Outcomes in children with anterior cruciate ligament (ACL) reconstruction (2015).

  • Aim: to understand how children with ACL reconstruction are evaluated and how they adapt/develop.
  • Method: different methodological approaches: literature review (scoping review) and exploratory cross-sectional studies using existing cohort data in pediatric ACL patients and healthy controls.
  • Expectation: imrpoved understanding of the outcome after ACL injury and reconstruction in children with the potential to refine rehabilitation of these children to reduce risk of secondary injuries and functional impairments.
  • Collaboration: Department of Physical and Occupational Therapy, Bispebjerg and Frederiksberg Hospital, Department of Midwifery, Physiotherapy, Occupational Therapy and Psychomotor Therapy, Faculty of Health, University College Copenhagen, The Parker Institute, Dept. of Biomedical Sciences, UCPH.









The Ministry of Culture Committee on Research [Kulturministeriets Forskningsudvalg] (FPK.2021-0038), “Knee Injury Prediction in Sports (KNIPS)”, (2021).

ERAPERMED2019-331 – DEEPMECHANOKNEE, Innovation Fund Denmark 9088-00006B-under the frame of ERA PerMed (2019).

Benjamin Jensen

Group Leader

Tine Alkjær
Associate Professor

Phone +4528757216

ORCID: 0000-0002-9105-3882

Group members

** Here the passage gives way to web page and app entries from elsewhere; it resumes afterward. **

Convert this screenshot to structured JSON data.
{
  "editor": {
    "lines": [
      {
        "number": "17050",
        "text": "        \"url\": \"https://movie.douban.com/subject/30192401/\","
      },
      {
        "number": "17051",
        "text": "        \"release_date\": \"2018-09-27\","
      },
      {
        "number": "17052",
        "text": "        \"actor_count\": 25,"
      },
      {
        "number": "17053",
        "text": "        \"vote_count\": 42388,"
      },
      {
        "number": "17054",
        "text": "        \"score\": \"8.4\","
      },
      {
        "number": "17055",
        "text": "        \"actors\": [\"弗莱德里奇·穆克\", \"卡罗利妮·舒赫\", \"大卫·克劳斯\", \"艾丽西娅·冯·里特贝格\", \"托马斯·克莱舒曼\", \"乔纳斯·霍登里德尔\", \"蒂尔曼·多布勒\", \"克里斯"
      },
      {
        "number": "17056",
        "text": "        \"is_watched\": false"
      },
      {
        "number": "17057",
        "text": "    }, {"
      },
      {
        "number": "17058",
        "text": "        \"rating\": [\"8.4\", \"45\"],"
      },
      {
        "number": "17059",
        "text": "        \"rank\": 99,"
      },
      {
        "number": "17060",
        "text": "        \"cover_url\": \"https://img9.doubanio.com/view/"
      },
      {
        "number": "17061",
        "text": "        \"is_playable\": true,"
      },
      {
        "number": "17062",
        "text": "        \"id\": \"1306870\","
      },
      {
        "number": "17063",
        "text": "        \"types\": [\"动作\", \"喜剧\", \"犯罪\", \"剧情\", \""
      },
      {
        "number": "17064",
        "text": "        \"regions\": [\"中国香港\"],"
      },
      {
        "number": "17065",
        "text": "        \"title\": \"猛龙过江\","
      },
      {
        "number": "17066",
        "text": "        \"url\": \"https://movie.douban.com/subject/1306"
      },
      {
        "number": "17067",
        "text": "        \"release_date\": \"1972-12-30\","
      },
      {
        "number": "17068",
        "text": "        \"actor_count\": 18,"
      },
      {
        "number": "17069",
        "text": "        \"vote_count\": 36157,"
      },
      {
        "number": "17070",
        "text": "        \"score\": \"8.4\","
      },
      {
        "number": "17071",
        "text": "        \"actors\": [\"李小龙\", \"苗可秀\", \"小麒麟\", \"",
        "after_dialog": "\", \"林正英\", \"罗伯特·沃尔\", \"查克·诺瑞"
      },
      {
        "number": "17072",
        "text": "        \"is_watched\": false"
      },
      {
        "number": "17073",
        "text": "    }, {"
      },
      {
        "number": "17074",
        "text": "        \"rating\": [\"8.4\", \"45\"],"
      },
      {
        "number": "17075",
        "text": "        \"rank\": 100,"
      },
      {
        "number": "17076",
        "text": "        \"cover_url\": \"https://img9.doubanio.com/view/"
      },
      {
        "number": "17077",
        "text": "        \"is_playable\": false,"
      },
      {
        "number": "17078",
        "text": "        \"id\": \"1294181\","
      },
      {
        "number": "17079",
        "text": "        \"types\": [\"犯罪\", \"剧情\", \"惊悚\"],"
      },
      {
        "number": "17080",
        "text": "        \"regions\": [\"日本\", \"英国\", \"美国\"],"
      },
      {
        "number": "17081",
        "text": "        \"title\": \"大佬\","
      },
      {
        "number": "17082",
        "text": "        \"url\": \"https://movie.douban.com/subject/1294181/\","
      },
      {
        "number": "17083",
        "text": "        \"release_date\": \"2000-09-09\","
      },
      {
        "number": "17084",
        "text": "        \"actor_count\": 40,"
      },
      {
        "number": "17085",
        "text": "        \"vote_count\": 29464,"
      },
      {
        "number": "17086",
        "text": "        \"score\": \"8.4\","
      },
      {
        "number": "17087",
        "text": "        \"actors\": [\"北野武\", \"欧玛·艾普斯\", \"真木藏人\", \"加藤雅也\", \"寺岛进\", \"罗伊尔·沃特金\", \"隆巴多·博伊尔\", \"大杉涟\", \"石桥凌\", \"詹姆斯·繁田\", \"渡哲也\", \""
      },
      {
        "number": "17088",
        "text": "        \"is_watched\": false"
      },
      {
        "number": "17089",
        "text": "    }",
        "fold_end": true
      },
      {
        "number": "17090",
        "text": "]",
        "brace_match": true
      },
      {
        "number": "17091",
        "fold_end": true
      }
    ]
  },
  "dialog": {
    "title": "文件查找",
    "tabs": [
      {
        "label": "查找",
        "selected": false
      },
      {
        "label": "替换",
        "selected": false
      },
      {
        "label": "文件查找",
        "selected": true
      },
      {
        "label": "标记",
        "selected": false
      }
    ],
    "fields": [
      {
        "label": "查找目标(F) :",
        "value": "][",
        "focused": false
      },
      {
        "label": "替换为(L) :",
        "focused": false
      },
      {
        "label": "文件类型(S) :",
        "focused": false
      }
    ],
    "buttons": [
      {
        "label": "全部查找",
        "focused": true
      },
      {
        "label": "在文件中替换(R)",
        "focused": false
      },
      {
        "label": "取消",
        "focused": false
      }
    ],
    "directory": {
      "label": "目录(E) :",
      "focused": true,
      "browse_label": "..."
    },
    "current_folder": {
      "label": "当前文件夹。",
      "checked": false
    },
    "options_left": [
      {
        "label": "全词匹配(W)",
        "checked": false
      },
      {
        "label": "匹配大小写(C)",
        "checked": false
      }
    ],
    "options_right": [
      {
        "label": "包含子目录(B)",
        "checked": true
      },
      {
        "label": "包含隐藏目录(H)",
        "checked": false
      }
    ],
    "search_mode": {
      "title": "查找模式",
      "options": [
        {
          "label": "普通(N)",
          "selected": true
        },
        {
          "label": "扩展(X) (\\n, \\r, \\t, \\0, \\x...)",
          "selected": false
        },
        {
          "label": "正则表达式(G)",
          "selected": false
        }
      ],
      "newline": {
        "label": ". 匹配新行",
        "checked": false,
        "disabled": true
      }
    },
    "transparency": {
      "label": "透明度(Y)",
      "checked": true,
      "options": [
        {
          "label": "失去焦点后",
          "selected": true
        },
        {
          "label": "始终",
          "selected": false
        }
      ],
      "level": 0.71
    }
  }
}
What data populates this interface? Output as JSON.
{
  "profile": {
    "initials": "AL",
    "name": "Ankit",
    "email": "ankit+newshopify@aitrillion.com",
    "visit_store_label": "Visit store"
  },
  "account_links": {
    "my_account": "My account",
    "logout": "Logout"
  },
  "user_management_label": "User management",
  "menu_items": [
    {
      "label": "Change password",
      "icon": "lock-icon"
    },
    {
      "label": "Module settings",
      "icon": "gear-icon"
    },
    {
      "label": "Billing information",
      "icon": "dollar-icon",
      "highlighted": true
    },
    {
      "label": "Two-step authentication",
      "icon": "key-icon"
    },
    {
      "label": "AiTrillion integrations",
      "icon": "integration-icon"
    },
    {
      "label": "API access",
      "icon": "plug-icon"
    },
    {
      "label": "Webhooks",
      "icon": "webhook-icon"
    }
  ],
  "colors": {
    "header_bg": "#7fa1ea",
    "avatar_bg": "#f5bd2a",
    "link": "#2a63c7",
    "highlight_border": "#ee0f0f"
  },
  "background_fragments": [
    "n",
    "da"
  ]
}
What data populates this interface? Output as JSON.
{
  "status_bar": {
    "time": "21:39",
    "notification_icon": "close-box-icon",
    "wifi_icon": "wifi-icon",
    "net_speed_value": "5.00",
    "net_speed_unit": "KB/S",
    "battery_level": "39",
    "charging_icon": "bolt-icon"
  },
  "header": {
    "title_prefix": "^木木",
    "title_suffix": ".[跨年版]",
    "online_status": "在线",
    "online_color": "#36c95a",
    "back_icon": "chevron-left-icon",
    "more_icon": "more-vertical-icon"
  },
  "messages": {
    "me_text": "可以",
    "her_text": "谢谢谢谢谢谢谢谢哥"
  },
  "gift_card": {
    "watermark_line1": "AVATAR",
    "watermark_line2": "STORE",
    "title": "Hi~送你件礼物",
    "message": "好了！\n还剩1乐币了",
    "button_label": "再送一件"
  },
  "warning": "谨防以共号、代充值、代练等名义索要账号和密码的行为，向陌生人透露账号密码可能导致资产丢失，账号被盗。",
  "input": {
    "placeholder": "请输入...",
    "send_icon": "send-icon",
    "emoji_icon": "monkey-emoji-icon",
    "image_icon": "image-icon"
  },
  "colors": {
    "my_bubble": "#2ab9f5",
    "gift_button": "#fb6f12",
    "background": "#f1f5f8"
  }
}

Name Title Phone E-mail
Elisabeth Ann Bandak Postdoc   E-mail
Jonas Schwarz Larsen Research Fellow +4535335401 E-mail
Kathrine Højte Dahl PhD Student +4535324772 E-mail
Lauri Stenroth Guest Researcher   E-mail
Mads Skipper Sørensen Research Fellow +4535325318 E-mail
Mathias Munck Nikolajsen Bachelor student   E-mail
Tine Alkjær Associate Professor +4528757216 E-mail